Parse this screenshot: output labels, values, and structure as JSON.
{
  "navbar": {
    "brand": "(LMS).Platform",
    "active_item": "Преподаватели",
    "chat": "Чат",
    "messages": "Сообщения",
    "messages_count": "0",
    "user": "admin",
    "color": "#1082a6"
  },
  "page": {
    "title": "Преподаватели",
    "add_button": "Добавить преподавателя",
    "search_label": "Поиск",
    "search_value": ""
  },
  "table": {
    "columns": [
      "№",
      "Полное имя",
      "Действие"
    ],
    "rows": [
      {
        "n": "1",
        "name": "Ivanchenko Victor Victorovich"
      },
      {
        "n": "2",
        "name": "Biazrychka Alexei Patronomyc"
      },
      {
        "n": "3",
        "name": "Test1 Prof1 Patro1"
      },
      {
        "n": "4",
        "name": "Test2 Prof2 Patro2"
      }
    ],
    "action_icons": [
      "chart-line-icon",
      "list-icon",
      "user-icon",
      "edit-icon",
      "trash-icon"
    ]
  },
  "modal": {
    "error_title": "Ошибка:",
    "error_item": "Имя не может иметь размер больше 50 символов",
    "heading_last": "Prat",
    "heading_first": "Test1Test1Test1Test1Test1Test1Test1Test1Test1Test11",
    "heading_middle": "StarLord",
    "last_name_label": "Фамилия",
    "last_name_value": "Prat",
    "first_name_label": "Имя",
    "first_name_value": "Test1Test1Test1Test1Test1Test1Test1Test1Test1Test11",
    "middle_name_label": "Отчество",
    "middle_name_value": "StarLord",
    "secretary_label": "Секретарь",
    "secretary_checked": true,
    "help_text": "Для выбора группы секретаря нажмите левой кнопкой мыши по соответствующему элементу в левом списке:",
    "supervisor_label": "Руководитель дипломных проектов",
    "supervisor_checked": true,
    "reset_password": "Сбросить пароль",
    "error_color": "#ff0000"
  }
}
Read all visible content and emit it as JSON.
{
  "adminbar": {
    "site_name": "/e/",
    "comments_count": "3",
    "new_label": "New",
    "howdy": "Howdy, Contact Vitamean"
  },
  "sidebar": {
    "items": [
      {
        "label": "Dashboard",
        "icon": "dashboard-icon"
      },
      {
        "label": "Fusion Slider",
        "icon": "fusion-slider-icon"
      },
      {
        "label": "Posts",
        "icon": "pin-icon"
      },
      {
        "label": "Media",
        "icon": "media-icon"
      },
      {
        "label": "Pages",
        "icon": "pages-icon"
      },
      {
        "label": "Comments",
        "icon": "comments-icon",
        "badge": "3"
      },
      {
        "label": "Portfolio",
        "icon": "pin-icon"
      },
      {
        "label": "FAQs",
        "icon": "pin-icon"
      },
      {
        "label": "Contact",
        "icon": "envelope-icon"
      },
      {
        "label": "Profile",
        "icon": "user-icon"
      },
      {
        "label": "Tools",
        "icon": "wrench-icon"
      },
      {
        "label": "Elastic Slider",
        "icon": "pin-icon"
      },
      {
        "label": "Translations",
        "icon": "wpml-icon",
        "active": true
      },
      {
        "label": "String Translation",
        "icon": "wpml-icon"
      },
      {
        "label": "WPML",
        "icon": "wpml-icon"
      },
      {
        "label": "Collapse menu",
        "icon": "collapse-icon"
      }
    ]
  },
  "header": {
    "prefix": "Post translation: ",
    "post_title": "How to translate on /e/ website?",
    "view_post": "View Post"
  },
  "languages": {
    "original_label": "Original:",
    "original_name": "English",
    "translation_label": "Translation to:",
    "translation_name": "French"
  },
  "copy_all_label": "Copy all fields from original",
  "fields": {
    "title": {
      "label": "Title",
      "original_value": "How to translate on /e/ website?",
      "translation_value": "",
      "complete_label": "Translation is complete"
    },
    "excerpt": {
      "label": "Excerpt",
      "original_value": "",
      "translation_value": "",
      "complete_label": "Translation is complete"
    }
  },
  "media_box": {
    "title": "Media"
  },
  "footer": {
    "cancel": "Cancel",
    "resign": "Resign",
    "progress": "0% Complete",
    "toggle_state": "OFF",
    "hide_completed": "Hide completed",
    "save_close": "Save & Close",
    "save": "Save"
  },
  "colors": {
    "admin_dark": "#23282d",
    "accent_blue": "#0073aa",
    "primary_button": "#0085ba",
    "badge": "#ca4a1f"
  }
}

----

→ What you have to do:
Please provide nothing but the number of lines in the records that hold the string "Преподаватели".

→ Answer space:
2